Neuroskeletal maps

Neuropathy is associated with skeletal disorders including osteoporosis, fractures, and general bone loss. However, our understanding of the region-specific mechanisms surrounding this is limited by our lack of comprehensive maps of skeletal innervation in health and disease. To overcome this, we use tissue clearing, light sheet and confocal microscopy-based approaches to mapping and quantifying nerves in and on the bone, and within the surrounding periosteum and muscle. 

Neural regulation of bone marrow adipose tissue (BMAT)

Approximately 70% of the bone marrow is actually made up of a unique adipose tissue depot known as the bone marrow adipose tissue (BMAT). Nerves in bone connect BMAT to peripheral adipose tissue depots through the central nervous system, with regulatory circuits at the level of both the spinal cord and brain, in addition to local signaling events between nerve terminals and individual adipocytes. In this project, we’re working to understand how neural regulation of BMAT controls local energy storage and release and how this contributes to relationships and cell function within the nerve-fat-bone axis. This has important implications for both whole body energy partitioning and local regulation of skeletal homeostasis. We’re currently looking for a graduate student or post-doc that would be interested in working on this project.

Wireless biosensing for monitoring of bone turnover and neural activity

Through a collaboration with Drs. Srikanth Singamaneni and Shantanu Chakrabarrty, we’re working to develop a wireless biosensing platform for use in the oral cavity to monitor periodontal disease status, progression, and resolution after treatment. Moving forward, we’d like to find someone that is interested in adapting this technology toward monitoring neural activity and neurotransmitter release. Please contact us if you’re interested.

Extracellular regulation of nerve extension in and around bone

This project focuses on the Schwann cell and it’s ability both interact with the ensheathed nerve axon and to make and secrete large quantities of extracellular proteins. We hypothesize that these interactions are critical for regulation of nerve extension and function within the skeletal microenvironment, impacting diverse outcomes including bone formation, repair, and skeletal pain.

Impact of acute and chronic neural stimulation on bone

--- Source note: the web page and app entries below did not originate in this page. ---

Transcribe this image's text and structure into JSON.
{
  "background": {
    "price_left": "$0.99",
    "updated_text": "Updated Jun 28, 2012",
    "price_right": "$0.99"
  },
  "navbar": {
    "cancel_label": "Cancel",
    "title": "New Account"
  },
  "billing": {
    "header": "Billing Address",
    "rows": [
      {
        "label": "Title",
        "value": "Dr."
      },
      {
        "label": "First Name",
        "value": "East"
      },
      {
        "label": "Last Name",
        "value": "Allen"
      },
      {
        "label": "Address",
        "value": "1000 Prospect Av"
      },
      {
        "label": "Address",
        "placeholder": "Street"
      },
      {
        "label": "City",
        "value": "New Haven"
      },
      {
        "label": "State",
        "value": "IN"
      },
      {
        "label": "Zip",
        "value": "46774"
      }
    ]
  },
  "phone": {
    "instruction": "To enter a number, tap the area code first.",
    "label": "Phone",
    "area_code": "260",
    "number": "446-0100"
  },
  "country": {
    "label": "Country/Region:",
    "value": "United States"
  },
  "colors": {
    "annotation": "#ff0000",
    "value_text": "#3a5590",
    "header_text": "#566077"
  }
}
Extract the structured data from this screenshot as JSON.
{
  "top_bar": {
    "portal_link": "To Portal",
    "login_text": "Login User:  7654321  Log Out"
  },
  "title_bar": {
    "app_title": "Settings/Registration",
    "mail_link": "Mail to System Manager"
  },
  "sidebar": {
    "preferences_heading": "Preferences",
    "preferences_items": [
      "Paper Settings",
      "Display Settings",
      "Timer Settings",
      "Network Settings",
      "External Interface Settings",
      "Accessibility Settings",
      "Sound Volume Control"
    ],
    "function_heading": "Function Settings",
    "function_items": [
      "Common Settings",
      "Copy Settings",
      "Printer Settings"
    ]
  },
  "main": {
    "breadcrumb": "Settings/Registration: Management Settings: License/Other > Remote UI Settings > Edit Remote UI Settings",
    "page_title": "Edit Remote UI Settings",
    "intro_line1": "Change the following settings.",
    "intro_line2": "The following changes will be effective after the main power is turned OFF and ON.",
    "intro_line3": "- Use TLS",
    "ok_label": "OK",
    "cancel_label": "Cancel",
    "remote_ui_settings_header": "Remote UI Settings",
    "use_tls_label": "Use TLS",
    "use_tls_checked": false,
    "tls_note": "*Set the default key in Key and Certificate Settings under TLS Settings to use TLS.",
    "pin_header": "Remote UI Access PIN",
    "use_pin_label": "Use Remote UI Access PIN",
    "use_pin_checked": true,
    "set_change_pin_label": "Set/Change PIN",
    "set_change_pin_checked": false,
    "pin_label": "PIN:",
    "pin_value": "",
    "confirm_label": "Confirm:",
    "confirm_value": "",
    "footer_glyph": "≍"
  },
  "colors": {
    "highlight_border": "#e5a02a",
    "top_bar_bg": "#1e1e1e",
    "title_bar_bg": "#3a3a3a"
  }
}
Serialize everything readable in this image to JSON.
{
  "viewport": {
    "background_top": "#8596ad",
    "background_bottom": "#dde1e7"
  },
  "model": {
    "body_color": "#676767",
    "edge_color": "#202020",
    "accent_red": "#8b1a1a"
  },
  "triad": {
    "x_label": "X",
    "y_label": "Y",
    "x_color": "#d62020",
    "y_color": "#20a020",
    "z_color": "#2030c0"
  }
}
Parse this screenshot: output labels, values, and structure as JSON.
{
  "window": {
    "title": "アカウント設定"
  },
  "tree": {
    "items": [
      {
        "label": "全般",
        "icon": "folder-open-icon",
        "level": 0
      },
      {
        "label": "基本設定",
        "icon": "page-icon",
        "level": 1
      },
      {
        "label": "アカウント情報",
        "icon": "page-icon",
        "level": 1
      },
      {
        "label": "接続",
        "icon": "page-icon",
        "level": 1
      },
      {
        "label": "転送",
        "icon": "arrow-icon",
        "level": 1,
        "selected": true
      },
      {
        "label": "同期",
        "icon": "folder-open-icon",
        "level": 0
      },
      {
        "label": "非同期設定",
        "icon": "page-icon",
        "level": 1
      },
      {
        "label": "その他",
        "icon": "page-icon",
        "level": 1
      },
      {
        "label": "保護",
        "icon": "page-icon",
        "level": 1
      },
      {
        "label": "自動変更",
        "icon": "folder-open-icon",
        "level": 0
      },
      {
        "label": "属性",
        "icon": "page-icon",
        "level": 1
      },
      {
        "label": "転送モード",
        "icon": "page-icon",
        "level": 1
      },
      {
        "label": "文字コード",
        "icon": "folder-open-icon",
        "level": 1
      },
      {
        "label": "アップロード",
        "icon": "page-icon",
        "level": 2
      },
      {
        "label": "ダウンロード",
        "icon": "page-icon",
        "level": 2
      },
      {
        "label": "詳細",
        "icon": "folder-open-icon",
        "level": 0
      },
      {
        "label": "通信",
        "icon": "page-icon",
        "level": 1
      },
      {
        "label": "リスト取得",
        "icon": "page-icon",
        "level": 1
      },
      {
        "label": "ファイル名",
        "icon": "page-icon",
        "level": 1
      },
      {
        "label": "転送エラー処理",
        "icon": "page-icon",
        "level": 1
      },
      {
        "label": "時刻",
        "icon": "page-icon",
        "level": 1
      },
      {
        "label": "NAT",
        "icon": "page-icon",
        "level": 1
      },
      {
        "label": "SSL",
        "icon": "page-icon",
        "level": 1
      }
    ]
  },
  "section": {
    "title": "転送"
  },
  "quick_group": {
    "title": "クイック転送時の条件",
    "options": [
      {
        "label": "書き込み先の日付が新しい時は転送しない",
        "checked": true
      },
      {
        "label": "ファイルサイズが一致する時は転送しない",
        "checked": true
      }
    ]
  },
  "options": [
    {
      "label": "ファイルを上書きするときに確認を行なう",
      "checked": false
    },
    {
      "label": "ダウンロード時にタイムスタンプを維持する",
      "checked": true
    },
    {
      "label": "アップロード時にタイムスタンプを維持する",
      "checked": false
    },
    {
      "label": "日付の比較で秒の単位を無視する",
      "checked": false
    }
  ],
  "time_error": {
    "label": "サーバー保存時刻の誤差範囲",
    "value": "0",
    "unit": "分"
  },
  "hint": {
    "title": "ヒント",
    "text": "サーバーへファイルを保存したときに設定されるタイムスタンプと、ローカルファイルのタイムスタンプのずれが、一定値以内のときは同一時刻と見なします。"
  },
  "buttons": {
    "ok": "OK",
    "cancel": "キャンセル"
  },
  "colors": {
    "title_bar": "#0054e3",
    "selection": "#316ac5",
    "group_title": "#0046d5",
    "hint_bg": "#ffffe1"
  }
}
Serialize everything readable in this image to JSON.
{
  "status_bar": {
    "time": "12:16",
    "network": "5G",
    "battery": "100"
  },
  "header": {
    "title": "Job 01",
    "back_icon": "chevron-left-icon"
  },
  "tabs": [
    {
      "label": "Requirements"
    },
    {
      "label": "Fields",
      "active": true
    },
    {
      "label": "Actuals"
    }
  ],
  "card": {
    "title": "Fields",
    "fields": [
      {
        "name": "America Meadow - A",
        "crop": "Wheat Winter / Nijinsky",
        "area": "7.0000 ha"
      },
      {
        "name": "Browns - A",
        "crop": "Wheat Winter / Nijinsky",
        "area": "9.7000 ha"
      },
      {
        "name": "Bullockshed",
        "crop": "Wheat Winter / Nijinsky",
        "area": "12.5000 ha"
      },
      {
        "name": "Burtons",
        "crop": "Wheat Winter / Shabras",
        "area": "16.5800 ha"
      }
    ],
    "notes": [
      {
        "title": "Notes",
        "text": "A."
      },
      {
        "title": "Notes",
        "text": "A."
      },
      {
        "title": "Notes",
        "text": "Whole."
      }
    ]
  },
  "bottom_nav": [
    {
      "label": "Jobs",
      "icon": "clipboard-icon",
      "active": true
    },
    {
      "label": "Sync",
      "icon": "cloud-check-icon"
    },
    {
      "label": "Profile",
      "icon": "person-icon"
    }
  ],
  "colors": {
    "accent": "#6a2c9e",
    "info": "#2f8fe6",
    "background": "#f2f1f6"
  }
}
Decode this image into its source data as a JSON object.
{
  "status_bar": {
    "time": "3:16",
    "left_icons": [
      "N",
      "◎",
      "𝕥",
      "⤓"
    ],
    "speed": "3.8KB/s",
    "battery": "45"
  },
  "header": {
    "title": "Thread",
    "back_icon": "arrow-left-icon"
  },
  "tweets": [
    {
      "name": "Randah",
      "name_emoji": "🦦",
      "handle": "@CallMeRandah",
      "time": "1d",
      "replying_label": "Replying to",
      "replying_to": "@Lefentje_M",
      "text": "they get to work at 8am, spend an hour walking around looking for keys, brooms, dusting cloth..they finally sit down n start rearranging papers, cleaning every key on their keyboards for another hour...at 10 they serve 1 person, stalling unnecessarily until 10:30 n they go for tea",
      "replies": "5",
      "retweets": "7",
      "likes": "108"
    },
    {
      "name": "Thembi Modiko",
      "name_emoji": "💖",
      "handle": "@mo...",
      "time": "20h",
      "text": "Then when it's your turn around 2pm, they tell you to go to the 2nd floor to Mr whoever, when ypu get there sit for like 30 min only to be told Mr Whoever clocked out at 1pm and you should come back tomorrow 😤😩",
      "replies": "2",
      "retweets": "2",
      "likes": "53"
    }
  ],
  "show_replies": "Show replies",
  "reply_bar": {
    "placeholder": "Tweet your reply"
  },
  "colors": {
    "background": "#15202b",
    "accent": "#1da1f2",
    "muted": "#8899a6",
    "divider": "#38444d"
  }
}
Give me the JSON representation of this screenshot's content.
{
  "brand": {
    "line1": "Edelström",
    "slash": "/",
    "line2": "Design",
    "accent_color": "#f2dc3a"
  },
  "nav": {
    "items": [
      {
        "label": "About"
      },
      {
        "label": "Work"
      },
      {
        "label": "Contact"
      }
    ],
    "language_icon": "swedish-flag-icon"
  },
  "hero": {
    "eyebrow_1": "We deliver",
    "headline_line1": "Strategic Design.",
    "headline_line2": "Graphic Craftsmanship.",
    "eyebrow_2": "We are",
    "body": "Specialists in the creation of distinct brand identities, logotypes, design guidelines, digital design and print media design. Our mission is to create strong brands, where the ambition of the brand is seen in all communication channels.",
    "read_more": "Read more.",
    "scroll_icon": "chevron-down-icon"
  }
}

Using direct application of electrodes or wireless cuff-based technologies, we apply acute and chronic stimuli to peripheral nerves which connect to the skeleton. This allows us to study the impact of neurostimulation on bone turnover, cell function, and protein secretion in diverse settings of health and disease. 

Peripheral neuropathy as a component of diabetic skeletal disease

Diabetes is associated with decreased bone quality and increased fracture risk in both rodents and humans. We’ve found that the range of potential human skeletal phenotypes is particularly striking (see image above, mid-diaphysis of the human 1st metatarsal in a healthy (top) and diabetic individual (bottom)). In this project, we’re interrogating neuropathy as a component of diabetic skeletal disease using human samples and rodent models.

Project Opportunities

If you’re interested in working on our team or collaborating with our group, please contact the PI or submit an inquiry here.

We’ll work with you to customize and develop your project based on your ideas, expertise, and interests while leveraging our ongoing work to provide a strong foundation.

  1. Extracellular regulators of skeletal innervation and repair. Current emphasis is on the study of periostin. Techniques include working with rodent and human samples, high-resolution imaging, fracture/loading, molecular biology, skeletal phenotyping, and dental biology/tooth movement. Possible candidates include trainees at the graduate or post-doctoral level (BME, neurobiology, cell biology, etc).
  2. Neural regulation of bone marrow adipose tissue expansion and function in health and disease. These investigations build upon our extensive previous publications in this area to define novel regulators of BMAT function and its integration with bone health and peripheral metabolism. Areas of interest include high-resolution imaging, bone/adipose tissue biology, neurobiology, physiology and metabolism, molecular biology, use of rodent and human samples and beyond. Possible candidates include trainees at the graduate or post-doctoral level (neurobiology, physiology, endocrinology, cell biology, etc).
  3. Peripheral neuropathy as a determinant of musculoskeletal health in adolescents with type 1 diabetes. This is a new clinical project in collaboration with pediatric endocrinology and the bone health clinic at Washington University. Project includes collection and analysis of human data pertaining to bone health (Xtreme CT II) and nerve-muscle-bone interactions in young patients with diabetes. Serial image registration techniques will be developed to augment your interpretation of disease pathogenesis (‘virtual histomorphometry’). Possible candidates include BME graduate students, clinical research fellows (endocrinology, bone health, or pediatrics), and post-doctoral fellows.